Milestones: 1921–1936

The Immigration Act of 1924 (The Johnson-Reed Act)

Introduction

The Immigration Act of 1924 limited the number of immigrants allowed entry into the United States through a national origins quota. The quota provided immigration visas to two percent of the total number of people of each nationality in the United States as of the 1890 national census. It completely excluded immigrants from Asia.

President Coolidge signing the Johnson-Reed Act

President Coolidge signing the Johnson-Reed Act

Literacy Tests and “Asiatic Barred Zone”

In 1917, the U.S. Congress enacted the first widely restrictive immigration law. The uncertainty generated over national security during World War I made it possible for Congress to pass this Act, and it included several important provisions that paved the way for the 1924 Act. The 1917 Act implemented a literacy test that required immigrants over 16 years old to demonstrate basic reading comprehension in any language. It also increased the tax paid by new immigrants upon arrival and allowed immigration officials to exercise more discretion in making decisions over whom to exclude. Finally, the Act excluded from entry anyone born in a geographically defined “Asiatic Barred Zone” except for Japanese and Filipinos. In 1907, the Japanese Government had voluntarily limited Japanese immigration to the U.S. in the Gentlemen’s Agreement. The Philippines was an American colony, so its citizens were American nationals and could travel freely to the United States. China was not included in the Barred Zone, but the Chinese were already denied immigration visas under the Chinese Exclusion Act.

Immigration Quotas

The literacy test alone was not enough to prevent most potential immigrants from entering, so members of Congress sought a new way to restrict immigration in the 1920s. Immigration expert and Republican Senator from Vermont William P. Dillingham introduced a measure to create immigration quotas, which he set at three percent of the total population of the foreign-born of each nationality in the United States as recorded in the 1910 census. This put the total number of visas available each year to new immigrants at 350,000. It did not, however, establish quotas of any kind for residents of the Western Hemisphere. President Wilson opposed the restrictive act, preferring a more liberal immigration policy, so he used the pocket veto to prevent its passage. In early 1921, the newly inaugurated President Warren Harding called Congress back to a special session to pass the law. In 1922, the act was renewed for another two years.

Senator William P. Dillingham

Senator William P. Dillingham

When the Congressional debate over immigration began in 1924, the quota system was so well-established that no one questioned whether to maintain it, but rather discussed how to adjust it. Though there were advocates for raising quotas and allowing more people to enter, the champions of restriction triumphed. They created a plan that lowered the existing quota from three to two percent of the foreign born population. They also pushed back the year on which quota calculations were based from 1910 to 1890.

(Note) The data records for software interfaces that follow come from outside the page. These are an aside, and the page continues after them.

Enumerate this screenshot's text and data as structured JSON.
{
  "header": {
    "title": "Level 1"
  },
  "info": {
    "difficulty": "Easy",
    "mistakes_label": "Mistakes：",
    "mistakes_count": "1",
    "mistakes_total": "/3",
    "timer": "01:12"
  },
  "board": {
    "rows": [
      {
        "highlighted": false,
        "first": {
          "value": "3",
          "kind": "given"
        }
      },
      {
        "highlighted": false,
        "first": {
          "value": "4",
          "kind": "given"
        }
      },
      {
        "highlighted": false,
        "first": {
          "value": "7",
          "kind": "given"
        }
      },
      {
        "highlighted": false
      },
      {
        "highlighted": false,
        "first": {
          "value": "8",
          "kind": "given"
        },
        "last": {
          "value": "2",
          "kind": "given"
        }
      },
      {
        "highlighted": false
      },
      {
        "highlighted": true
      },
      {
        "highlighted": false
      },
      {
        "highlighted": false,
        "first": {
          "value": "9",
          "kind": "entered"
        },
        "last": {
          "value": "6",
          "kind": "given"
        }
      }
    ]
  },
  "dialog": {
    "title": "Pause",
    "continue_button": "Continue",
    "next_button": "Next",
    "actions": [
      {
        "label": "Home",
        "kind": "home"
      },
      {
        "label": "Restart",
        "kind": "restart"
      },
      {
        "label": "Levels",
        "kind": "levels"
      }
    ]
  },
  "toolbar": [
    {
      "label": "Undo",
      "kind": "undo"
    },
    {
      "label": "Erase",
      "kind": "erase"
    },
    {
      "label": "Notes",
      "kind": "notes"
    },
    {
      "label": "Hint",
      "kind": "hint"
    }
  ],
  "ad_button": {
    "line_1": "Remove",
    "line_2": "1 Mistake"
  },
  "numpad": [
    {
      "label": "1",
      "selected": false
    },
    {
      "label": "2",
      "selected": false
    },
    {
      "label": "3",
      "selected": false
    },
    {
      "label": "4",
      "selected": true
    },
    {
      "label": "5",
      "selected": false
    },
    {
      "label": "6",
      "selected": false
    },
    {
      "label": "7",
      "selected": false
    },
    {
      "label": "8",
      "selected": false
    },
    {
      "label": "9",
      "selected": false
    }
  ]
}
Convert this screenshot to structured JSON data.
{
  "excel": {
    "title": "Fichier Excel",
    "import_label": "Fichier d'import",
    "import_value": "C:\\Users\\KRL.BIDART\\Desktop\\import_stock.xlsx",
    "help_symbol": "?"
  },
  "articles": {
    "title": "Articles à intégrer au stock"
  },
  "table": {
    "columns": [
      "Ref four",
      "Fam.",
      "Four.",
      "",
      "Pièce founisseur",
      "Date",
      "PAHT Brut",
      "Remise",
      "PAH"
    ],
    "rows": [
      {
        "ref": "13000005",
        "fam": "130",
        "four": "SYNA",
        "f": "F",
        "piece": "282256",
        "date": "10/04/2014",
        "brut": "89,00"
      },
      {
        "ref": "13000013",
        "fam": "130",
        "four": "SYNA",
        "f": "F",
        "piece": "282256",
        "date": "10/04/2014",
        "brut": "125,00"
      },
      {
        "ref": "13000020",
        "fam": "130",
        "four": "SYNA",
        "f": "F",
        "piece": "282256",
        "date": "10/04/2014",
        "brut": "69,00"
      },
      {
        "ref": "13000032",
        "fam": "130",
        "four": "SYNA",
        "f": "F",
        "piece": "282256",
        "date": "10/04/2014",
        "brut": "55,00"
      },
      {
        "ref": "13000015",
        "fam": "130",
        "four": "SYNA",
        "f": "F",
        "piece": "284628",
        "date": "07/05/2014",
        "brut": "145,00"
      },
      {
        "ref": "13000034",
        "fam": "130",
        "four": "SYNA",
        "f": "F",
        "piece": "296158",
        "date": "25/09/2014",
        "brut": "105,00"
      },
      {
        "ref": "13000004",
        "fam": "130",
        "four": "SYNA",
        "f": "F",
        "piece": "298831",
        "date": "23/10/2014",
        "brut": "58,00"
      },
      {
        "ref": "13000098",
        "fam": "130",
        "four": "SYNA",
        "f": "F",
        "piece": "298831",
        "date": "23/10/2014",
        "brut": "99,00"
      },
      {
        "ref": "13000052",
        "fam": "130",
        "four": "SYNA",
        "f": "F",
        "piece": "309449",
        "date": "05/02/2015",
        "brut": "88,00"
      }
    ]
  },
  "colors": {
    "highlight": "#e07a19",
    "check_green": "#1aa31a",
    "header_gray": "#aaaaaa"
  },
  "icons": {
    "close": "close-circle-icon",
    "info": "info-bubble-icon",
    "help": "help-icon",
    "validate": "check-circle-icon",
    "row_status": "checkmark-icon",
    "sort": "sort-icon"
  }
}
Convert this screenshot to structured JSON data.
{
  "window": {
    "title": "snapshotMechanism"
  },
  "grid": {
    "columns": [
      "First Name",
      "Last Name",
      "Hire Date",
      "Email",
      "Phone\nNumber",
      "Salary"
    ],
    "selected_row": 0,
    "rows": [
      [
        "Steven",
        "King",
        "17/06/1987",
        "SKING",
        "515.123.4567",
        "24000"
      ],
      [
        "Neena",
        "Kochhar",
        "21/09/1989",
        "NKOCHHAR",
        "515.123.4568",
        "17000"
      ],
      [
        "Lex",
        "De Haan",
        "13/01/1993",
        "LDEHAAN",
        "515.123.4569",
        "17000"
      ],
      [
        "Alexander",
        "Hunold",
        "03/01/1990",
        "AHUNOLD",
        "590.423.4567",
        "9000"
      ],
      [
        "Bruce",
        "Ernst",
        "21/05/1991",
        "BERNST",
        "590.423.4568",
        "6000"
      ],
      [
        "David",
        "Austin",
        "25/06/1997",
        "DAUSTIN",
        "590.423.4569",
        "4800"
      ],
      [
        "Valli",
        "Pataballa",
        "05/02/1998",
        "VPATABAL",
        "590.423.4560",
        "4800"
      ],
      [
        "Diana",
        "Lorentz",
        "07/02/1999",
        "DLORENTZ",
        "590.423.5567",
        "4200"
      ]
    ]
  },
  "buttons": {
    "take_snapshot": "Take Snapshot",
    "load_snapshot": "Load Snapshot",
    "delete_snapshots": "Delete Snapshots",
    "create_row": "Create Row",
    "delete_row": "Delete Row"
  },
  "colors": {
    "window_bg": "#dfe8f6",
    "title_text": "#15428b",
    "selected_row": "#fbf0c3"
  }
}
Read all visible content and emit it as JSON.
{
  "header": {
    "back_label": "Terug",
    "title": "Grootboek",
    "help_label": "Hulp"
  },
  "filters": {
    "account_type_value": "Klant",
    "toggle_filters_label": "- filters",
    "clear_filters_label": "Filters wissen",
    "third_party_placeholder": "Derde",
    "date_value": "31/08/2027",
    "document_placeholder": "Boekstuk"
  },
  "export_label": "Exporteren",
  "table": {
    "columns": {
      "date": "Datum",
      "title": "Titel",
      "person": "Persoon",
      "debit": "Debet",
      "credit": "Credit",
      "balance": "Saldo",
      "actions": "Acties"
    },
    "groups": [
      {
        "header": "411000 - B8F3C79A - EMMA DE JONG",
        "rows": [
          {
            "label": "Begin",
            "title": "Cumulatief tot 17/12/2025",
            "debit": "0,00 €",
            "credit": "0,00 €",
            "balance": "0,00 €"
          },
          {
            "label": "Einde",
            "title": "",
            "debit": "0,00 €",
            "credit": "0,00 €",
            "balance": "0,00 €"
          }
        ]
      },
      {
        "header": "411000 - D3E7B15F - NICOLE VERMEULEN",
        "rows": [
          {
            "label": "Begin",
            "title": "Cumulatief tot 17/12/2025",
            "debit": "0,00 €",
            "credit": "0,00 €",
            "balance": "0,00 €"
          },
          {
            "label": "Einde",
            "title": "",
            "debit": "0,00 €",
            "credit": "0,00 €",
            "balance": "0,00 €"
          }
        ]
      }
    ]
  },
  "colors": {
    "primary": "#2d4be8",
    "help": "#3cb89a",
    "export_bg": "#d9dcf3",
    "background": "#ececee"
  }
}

Another change to the quota altered the basis of the quota calculations. The quota had been based on the number of people born outside of the United States, or the number of immigrants in the United States. The new law traced the origins of the whole of the American population, including natural-born citizens. The new quota calculations included large numbers of people of British descent whose families were long resident in the United States. As a result, the percentage of visas available to individuals from the British Isles and Western Europe increased, but newer immigration from other areas like Southern and Eastern Europe was limited.

The 1924 Immigration Act also included a provision excluding from entry any alien who by virtue of race or nationality was ineligible for citizenship. Existing nationality laws dating from 1790 and 1870 excluded people of Asian lineage from naturalizing. As a result, the 1924 Act meant that even Asians not previously prevented from immigrating – the Japanese in particular – would no longer be admitted to the United States. Many in Japan were very offended by the new law, which was a violation of the Gentlemen’s Agreement. The Japanese government protested, but the law remained, resulting in an increase in existing tensions between the two nations. But it appeared that the U.S. Congress had decided that preserving the racial composition of the country was more important than promoting good ties with the Japanese empire.

The restrictionist principles of the Act could have resulted in strained relations with some European countries as well, but these potential problems did not appear for several reasons. A variety of factors, including the global depression of the 1930s, World War II, and stricter enforcement of U.S. immigration policy served to curtail European emigration. When these crises had passed, emergency provisions for the resettlement of displaced persons in 1948 and 1950 helped the United States avoid conflict over its new immigration laws.

In all of its parts, the most basic purpose of the 1924 Immigration Act was to preserve the ideal of American homogeneity. Congress revised the Act in 1952.